Like with a good mutual fund, asset allocation is key. Social media cannot and should not be ignored or downplayed. CEOs and CMOs must decide the value of the audience on social media and the resources relative to their business objectives and dedicate resources based on the overall integrated marketing strategy of the enterprise.
Strategy should drive marketing, and digital and content are just a few tools. The social enterprise, and its content, ought to be an extension of the goals of the business and tied directly to it. Just like advertising, sales, public relations, corporate social responsibility, direct mail, and so on. There ought to zero separation between the goals of the business and the social strategy.
Relevant Network Building Vs. Mass Network Building
Good content is meaningless if the target isn’t receptive and engaged. “I’d rather have four quarters than 100 pennies” is a golden rule here. Focus on quality, not quantity, and ensure influencers are involved with your brand – just like in the offline game. The spirit of the overall brand and the business objective must be infused into your network. Network building isn’t for social media alone; your email database is probably your most underutilized social media tool. Every enterprise ought to have a strategy to drive relevant social media contacts to their email database.
To receive maximum value from your digital platforms. It’s important your network is personally curated by someone who knows the audience, the players, and the market you are after. If you are selling to doctors for example, get the influencers involved, and include them in your campaigns. Knowledge of the industry and asking the right questions, especially in the B2B space, are absolutely critical to ensuring social media communication efficiency.

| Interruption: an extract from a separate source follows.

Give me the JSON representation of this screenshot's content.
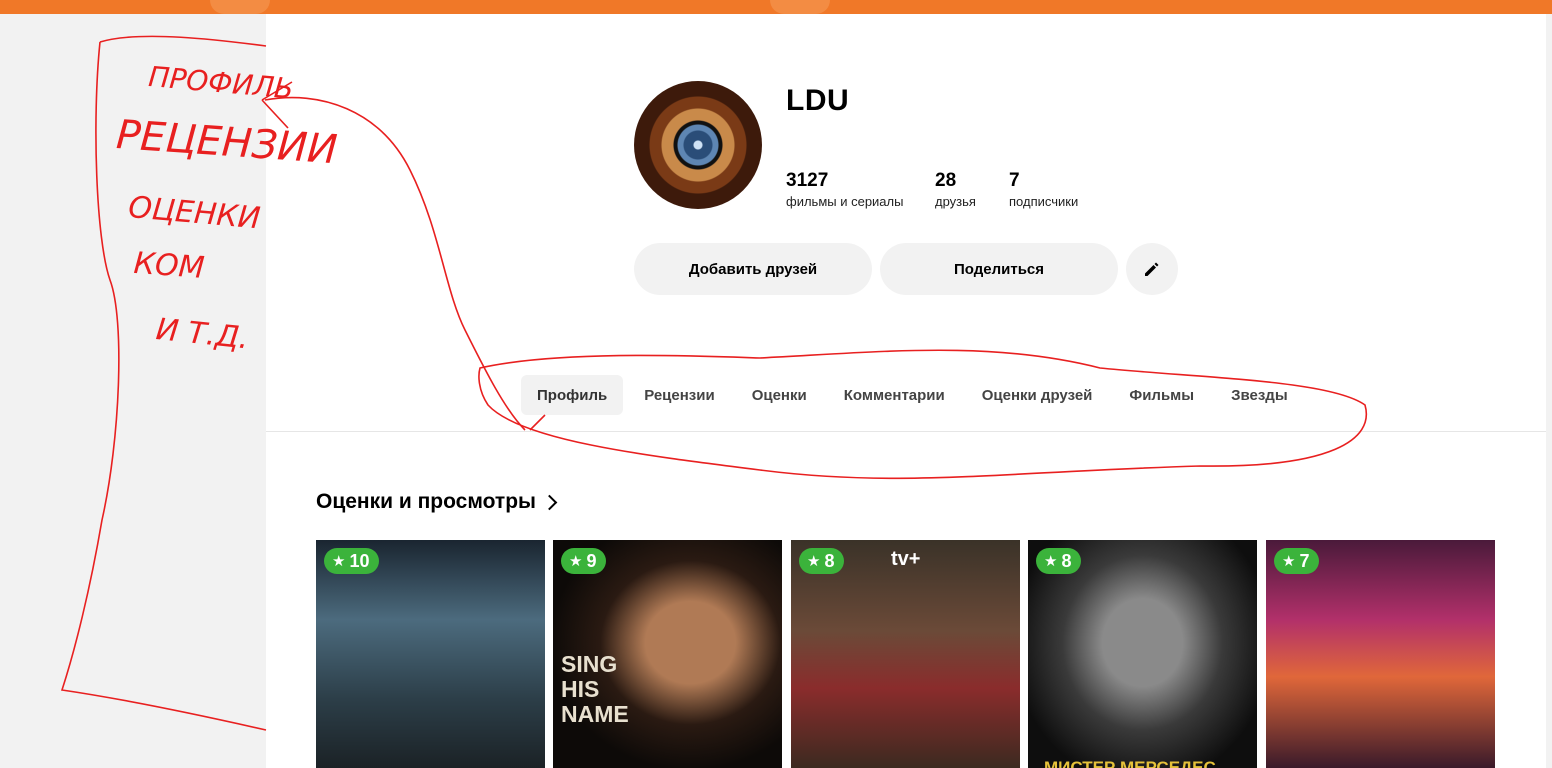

It’s time for the C-Suite to reexamine its approach to marketing as a global discipline. Reliance on marketing automation, social, and content marketing because of their perceived simplicity is an investment businesses cannot afford to get wrong. Marketing technologies and content marketing must be included in the marketing mix, but judicially and thoughtfully, not relegated to a team to churn content. It’s only when enterprises realign their marketing strategies to look at the digital marketing enterprise through the lens of global integrated campaigns that they will derive real value. Otherwise, we will continue to drop digital marketing bombs and play to the tune of soundbite marketing.